Therefore, the intent of Congress is clear, both because of the problem to be remedied and the very words used by the Congress to remedy the problem. This intent is that it is only in an action filed by an employee, on behalf of himself and others, that a consent is to be filed. It is this action only which is to be deemed commenced after such consent is filed, with the consequent applicability thereto of the statute of limitations clauses of the act, 29 U.S.C.A. §§ 255, 257. Nor are the cases of MacDonald v. Martinelli, D.C.S.D.N.Y. 1950, 120 F.Supp. 383; Brown v. Dunbar & Sullivan Dredging Co., 2 Cir., 1952, 189 F.2d 871, and Burrell v. La Follette Coach Lines, D.C.E.D.Tenn.N.D., 1951, 97 F.Supp. 279, to the contrary. In fact, the MacDonald case is completely in accord. And in Brown, the Court's viewpoint of the aim of the Portal-to-Portal Act is exactly as above stated. Indeed, in Burrell it is to be noted that while the 32 plaintiffs were specifically named in the complaint, the Court noted that but 'One has signed the verification. This, it seems is clearly an intent to maintain an action for the collective benefit of all the plaintiffs.' (97 F.Supp. 282.) In short, the situation there was that but one plaintiff was before the Court, this plaintiff seeking to sue 'for and in behalf of himself or themselves and other employees similarly situated', the typical collective action situation, which requires the filing of 'consents in writing'.
The action here, on the contrary, states separate causes of action for each separately named plaintiff, who sues for himself alone. These separate causes of action are joined in a single complaint, under F.R.C.P. 20, not because they are a collective or class action under F.R.C.P. 23.

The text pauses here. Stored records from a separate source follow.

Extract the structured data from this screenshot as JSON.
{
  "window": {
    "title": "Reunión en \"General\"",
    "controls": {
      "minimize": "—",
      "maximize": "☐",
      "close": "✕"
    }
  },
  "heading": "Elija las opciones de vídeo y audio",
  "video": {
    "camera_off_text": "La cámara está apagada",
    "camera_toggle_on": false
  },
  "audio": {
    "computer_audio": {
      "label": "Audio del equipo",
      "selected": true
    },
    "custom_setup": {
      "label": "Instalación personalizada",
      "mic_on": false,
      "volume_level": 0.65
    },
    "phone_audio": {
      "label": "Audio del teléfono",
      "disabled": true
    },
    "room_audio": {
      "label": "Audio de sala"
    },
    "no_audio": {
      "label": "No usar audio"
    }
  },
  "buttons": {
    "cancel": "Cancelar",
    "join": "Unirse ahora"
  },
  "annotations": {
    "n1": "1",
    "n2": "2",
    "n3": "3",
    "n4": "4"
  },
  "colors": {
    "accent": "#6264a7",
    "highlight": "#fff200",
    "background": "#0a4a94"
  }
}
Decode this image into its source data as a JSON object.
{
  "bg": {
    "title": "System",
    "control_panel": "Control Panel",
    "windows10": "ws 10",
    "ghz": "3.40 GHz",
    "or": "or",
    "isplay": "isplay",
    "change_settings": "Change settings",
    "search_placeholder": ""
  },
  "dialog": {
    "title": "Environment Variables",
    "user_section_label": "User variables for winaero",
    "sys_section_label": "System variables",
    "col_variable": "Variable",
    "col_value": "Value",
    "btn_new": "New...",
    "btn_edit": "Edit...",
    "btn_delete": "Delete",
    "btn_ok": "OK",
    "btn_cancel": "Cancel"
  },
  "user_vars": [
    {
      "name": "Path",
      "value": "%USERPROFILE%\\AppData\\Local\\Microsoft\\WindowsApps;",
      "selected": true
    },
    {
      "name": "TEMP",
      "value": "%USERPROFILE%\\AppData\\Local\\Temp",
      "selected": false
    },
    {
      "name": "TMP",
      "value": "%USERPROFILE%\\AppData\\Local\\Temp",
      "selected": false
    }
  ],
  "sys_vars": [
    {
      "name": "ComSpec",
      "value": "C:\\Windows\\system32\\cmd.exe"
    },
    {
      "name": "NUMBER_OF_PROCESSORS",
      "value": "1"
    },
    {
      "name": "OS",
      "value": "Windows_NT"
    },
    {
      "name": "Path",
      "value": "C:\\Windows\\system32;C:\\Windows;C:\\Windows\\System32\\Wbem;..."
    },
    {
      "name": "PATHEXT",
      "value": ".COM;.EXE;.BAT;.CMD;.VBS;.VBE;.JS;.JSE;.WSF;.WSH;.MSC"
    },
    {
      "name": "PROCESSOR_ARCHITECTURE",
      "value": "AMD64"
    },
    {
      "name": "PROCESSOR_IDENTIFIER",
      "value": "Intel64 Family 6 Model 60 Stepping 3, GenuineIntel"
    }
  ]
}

Defendant's motion to strike the complaint is accordingly denied.
© 1992-2004 VersusLaw Inc.